Elijah Dotson’s performance for the Los Angeles Chargers was a reminder to Austin Ekeler why the running back market is where it is at right now in the NFL. Ekeler has been among the more vocal critics of the system, where running backs are increasingly being seen as expendable commodities.
He currently is on a four year, $24.5 million contract, with an annual compensation for this year at $6.25 million. Due to his performance, he has been able to negotiate an additional $1.75 million in reachable incentives in 2023. But he believes that his worth is nearly double at around $12 million. Austin Ekeler has previously told Greenlight podcast that:
“I want a team that wants me long-term. I’m at the peak of my game, I’m going to score you another 20 touchdowns. As long as I’m healthy, I’m going to score 20 touchdowns, I’m going to have 1,600 all-purpose yards. I’m getting half my value of what I can be getting so I am relentlessly pursuing someone who wants me.”

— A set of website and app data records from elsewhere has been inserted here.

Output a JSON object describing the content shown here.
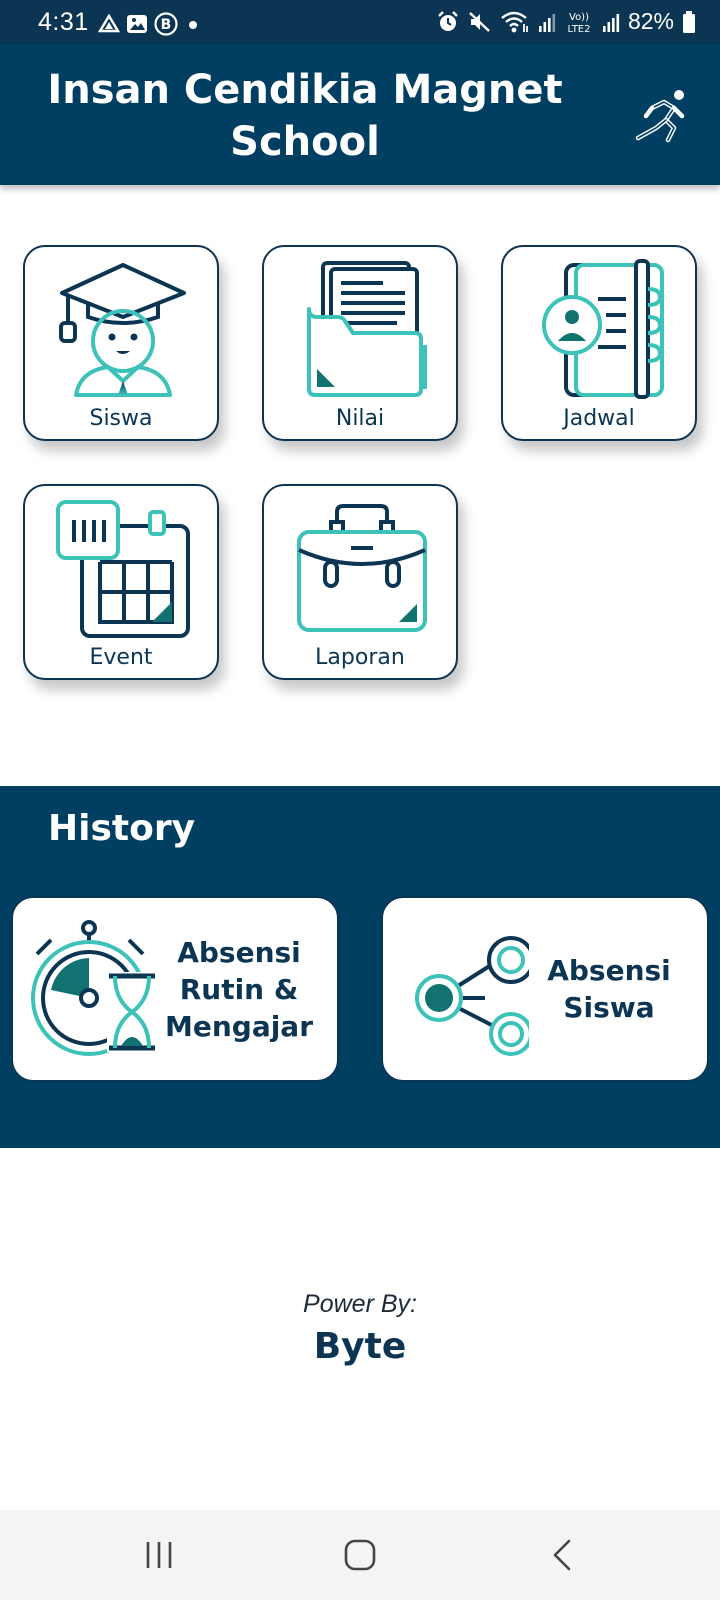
{
  "status_bar": {
    "time": "4:31",
    "battery_percent": "82%",
    "left_icons": [
      "drive-icon",
      "image-icon",
      "b-badge-icon",
      "dot-icon"
    ],
    "right_icons": [
      "alarm-icon",
      "mute-icon",
      "wifi-icon",
      "signal-icon",
      "volte-icon",
      "signal-icon",
      "battery-icon"
    ],
    "volte_label": "Vo)) LTE2"
  },
  "header": {
    "title": "Insan Cendikia Magnet School",
    "action_icon": "running-man-icon"
  },
  "menu": {
    "items": [
      {
        "label": "Siswa",
        "icon": "graduate-student-icon"
      },
      {
        "label": "Nilai",
        "icon": "document-folder-icon"
      },
      {
        "label": "Jadwal",
        "icon": "schedule-notebook-icon"
      },
      {
        "label": "Event",
        "icon": "calendar-event-icon"
      },
      {
        "label": "Laporan",
        "icon": "briefcase-icon"
      }
    ]
  },
  "history": {
    "title": "History",
    "cards": [
      {
        "label": "Absensi Rutin & Mengajar",
        "icon": "stopwatch-hourglass-icon"
      },
      {
        "label": "Absensi Siswa",
        "icon": "network-nodes-icon"
      }
    ]
  },
  "footer": {
    "powered_by": "Power By:",
    "brand": "Byte"
  },
  "nav": {
    "icons": [
      "recent-apps-icon",
      "home-icon",
      "back-icon"
    ]
  },
  "colors": {
    "primary": "#013f62",
    "dark_text": "#0c3553",
    "teal": "#3cc2b8",
    "teal_dark": "#12726f"
  }
}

While there was nothing wrong in what he said, Elijah Dotson came and reminded why the best that NFL teams are willing to give running backs are performance incentives and not long-term contracts. The running back was an undrafted free agent in this year’s draft and the rookie balled against the Los Angeles Rams in the preseason game.
One could argue that Austin Ekeler has done it in the regular season by finishing top of the touchdown charts in consecutive seasons, whereas this was just one preseason game. But the numbers are startling enough that one could equally make the case that Elijah Dotson can cut his teeth in the big league. The rookie finished with 92 rushing yards in six carries and two touchdowns with an absurd 15.3 yards per carry.

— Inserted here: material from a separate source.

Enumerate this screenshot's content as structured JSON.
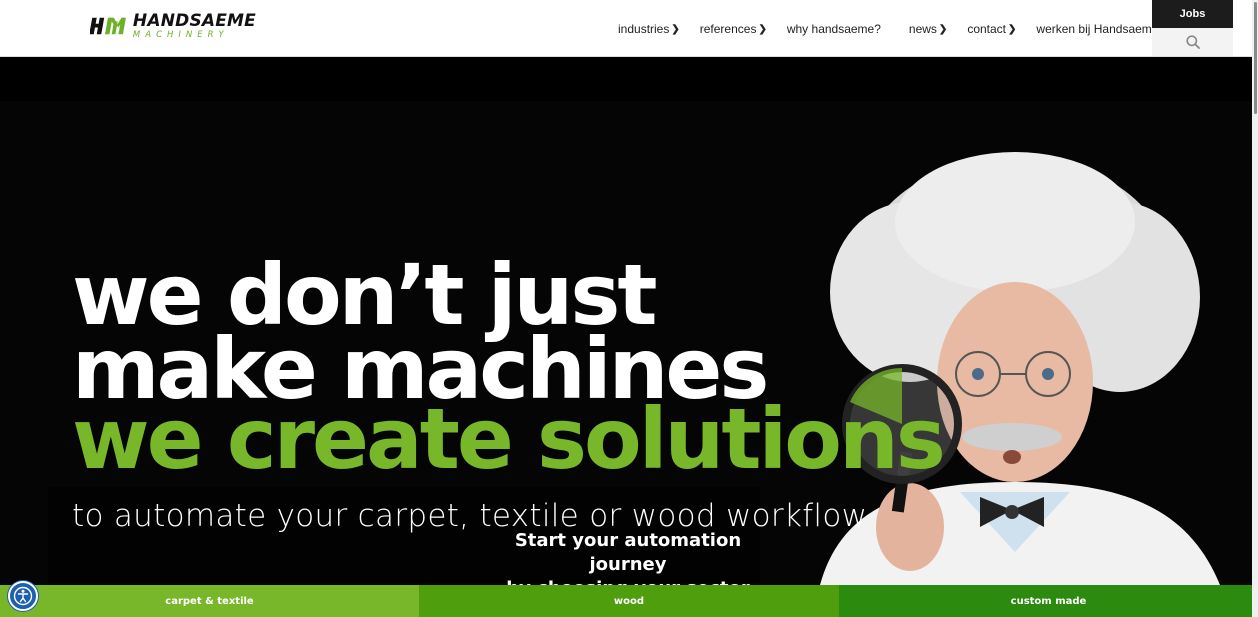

That had fans saying that he could come in and replace the veteran straight away. They made their feelings known on the matter on social media.

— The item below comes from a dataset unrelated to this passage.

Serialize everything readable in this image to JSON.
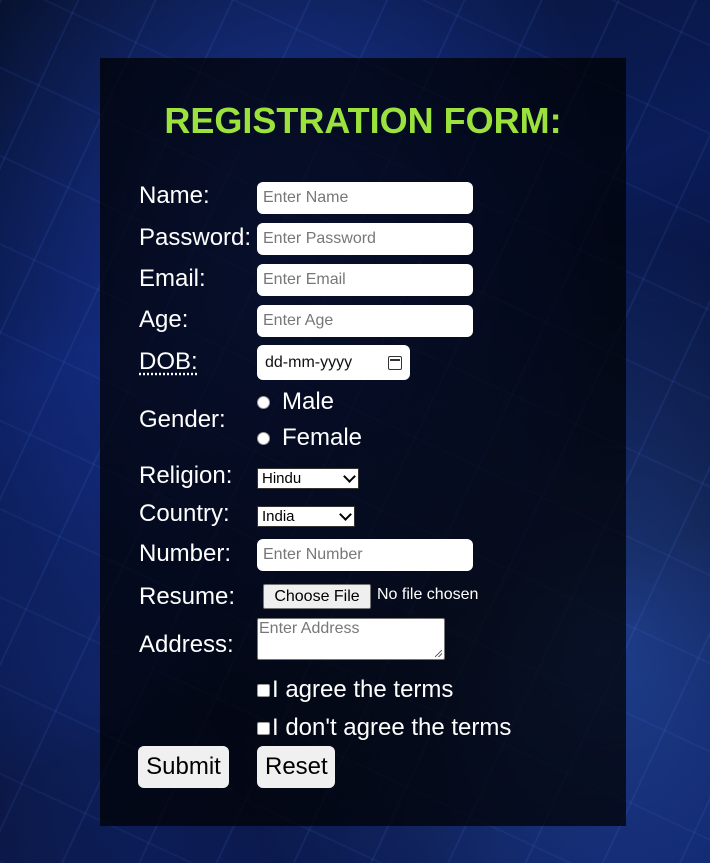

Elijah Dotson follows Austin Ekeler as another UDFA find
The Los Angeles Chargers have made a habit of finding value in running backs in the undrafted free agent market. Elijah Dotson is merely the latest in a club that includes Austin Ekeler, and before him Brandon Oliver.
On the one hand, it shows why the NFL teams, whether they be the New York Giants with Saquon Barkley or the Las Vegas Raiders with Josh Jacobs, are refusing to give big money to the running backs. On the other hand, newcomers like Elijah Dotson must remember that even if he continues playing the game as he did today, there is a good chance he will be replaced in the future too before seeing out his rookie contract.
Therefore, at the next collective bargaining agreement, the running backs must make a demand to somehow frontload the money for their position.